Paris in 1797 and died in the same city in 1856. He entered the
Ecole des Beaux-Arts in 1816, and first exhibited at the Paris
Salon in 1822. He studied from 1817 to 1822 with Constant-Joseph
Desbordes and Antoine-Jean Gros, whose studio he would later take
over. In 1824 he exhibited Joan of Arc, and in 1828 he exhibited
Death of Queen Elizabeth, the first of a series of paintings with
themes taken from English history.
By the mid 1830s, Delaroche was the most highly acclaimed
contemporary painter in France, both in art circles and among the
public, and was acknowledged as the leader of a wholly new type of
painting: the historical genre. His work was noted for its accuracy
of detail and glossy finish, techniques derived from the older
neo-Classical movement; however, his dramatic subject matter was
more closely aligned to the Romantic movement, and he was seen as
trying to steer a course between the two movements: the 'juste
milieu' or 'middle way'. Acclamation of Delaroche's historical
paintings did not last long: by the 1870s, he was being compared
unfavourably with Delacroix, who had bypassed the 'juste milieu' in
favour of more Romantic innovation. The advent of modernism and the
avant-garde in the later 19th century depressed Delaroche's
standing among art critics and curators still further. However, the
reaction of the general public to his paintings, which appeal to
the emotions and are accessible in terms of their visual language

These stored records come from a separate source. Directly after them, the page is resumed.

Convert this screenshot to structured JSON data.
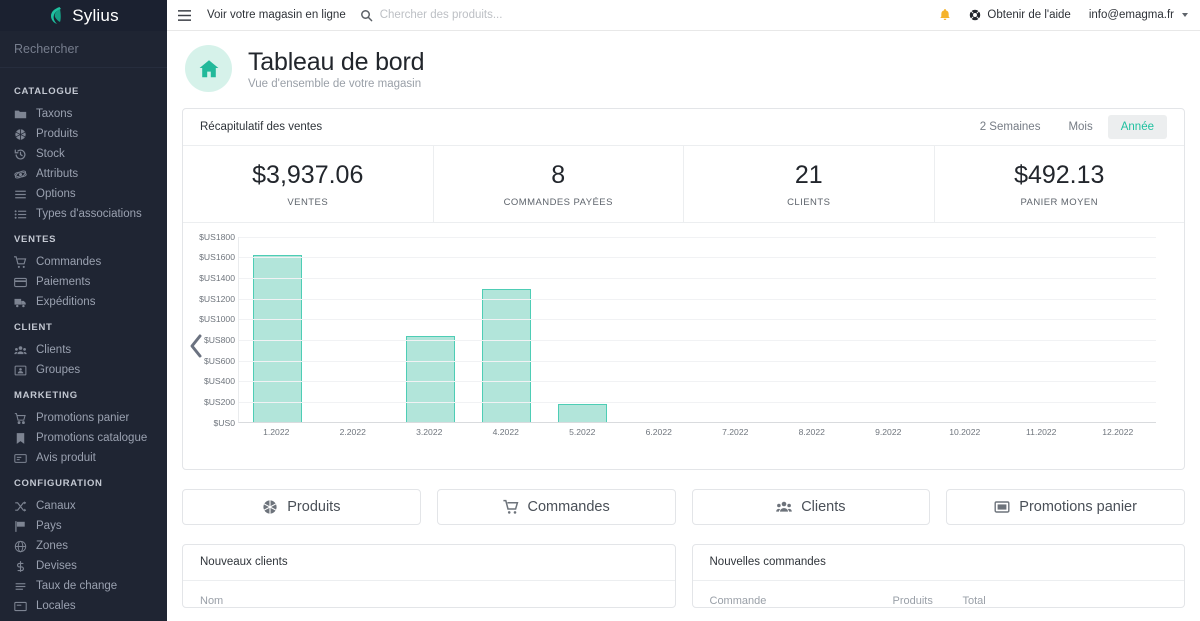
{
  "brand": {
    "name": "Sylius"
  },
  "sidebar": {
    "search_placeholder": "Rechercher",
    "groups": [
      {
        "title": "CATALOGUE",
        "items": [
          {
            "label": "Taxons",
            "icon": "folder-icon"
          },
          {
            "label": "Produits",
            "icon": "cube-icon"
          },
          {
            "label": "Stock",
            "icon": "history-icon"
          },
          {
            "label": "Attributs",
            "icon": "atom-icon"
          },
          {
            "label": "Options",
            "icon": "list-icon"
          },
          {
            "label": "Types d'associations",
            "icon": "list-ul-icon"
          }
        ]
      },
      {
        "title": "VENTES",
        "items": [
          {
            "label": "Commandes",
            "icon": "cart-icon"
          },
          {
            "label": "Paiements",
            "icon": "credit-card-icon"
          },
          {
            "label": "Expéditions",
            "icon": "truck-icon"
          }
        ]
      },
      {
        "title": "CLIENT",
        "items": [
          {
            "label": "Clients",
            "icon": "users-icon"
          },
          {
            "label": "Groupes",
            "icon": "group-icon"
          }
        ]
      },
      {
        "title": "MARKETING",
        "items": [
          {
            "label": "Promotions panier",
            "icon": "cart-promo-icon"
          },
          {
            "label": "Promotions catalogue",
            "icon": "bookmark-icon"
          },
          {
            "label": "Avis produit",
            "icon": "comment-icon"
          }
        ]
      },
      {
        "title": "CONFIGURATION",
        "items": [
          {
            "label": "Canaux",
            "icon": "shuffle-icon"
          },
          {
            "label": "Pays",
            "icon": "flag-icon"
          },
          {
            "label": "Zones",
            "icon": "globe-icon"
          },
          {
            "label": "Devises",
            "icon": "dollar-icon"
          },
          {
            "label": "Taux de change",
            "icon": "exchange-icon"
          },
          {
            "label": "Locales",
            "icon": "locale-icon"
          }
        ]
      }
    ]
  },
  "topbar": {
    "shop_link": "Voir votre magasin en ligne",
    "search_placeholder": "Chercher des produits...",
    "help_label": "Obtenir de l'aide",
    "user_email": "info@emagma.fr"
  },
  "page": {
    "title": "Tableau de bord",
    "subtitle": "Vue d'ensemble de votre magasin"
  },
  "sales_card": {
    "title": "Récapitulatif des ventes",
    "periods": [
      {
        "label": "2 Semaines",
        "active": false
      },
      {
        "label": "Mois",
        "active": false
      },
      {
        "label": "Année",
        "active": true
      }
    ],
    "stats": [
      {
        "value": "$3,937.06",
        "label": "VENTES"
      },
      {
        "value": "8",
        "label": "COMMANDES PAYÉES"
      },
      {
        "value": "21",
        "label": "CLIENTS"
      },
      {
        "value": "$492.13",
        "label": "PANIER MOYEN"
      }
    ]
  },
  "chart_data": {
    "type": "bar",
    "title": "Récapitulatif des ventes",
    "xlabel": "",
    "ylabel": "",
    "categories": [
      "1.2022",
      "2.2022",
      "3.2022",
      "4.2022",
      "5.2022",
      "6.2022",
      "7.2022",
      "8.2022",
      "9.2022",
      "10.2022",
      "11.2022",
      "12.2022"
    ],
    "values": [
      1610,
      0,
      830,
      1280,
      170,
      0,
      0,
      0,
      0,
      0,
      0,
      0
    ],
    "ylim": [
      0,
      1800
    ],
    "ytick_step": 200,
    "ytick_labels": [
      "$US0",
      "$US200",
      "$US400",
      "$US600",
      "$US800",
      "$US1000",
      "$US1200",
      "$US1400",
      "$US1600",
      "$US1800"
    ],
    "grid": true,
    "legend": false,
    "bar_fill": "#b2e5da",
    "bar_stroke": "#4ecdb5",
    "currency_prefix": "$US"
  },
  "shortcuts": [
    {
      "label": "Produits",
      "icon": "cube-icon"
    },
    {
      "label": "Commandes",
      "icon": "cart-icon"
    },
    {
      "label": "Clients",
      "icon": "users-icon"
    },
    {
      "label": "Promotions panier",
      "icon": "promo-icon"
    }
  ],
  "panels": {
    "new_customers": {
      "title": "Nouveaux clients",
      "columns": [
        "Nom"
      ]
    },
    "new_orders": {
      "title": "Nouvelles commandes",
      "columns": [
        "Commande",
        "Produits",
        "Total"
      ]
    }
  },
  "colors": {
    "accent": "#1fc1a0",
    "sidebar_bg": "#1f2533",
    "bar_fill": "#b2e5da",
    "bar_stroke": "#4ecdb5",
    "bell": "#f5b32b"
  }
}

and themes, has perhaps never shifted; certainly, Lady Jane Grey
still attracts viewers in the National Gallery today. ........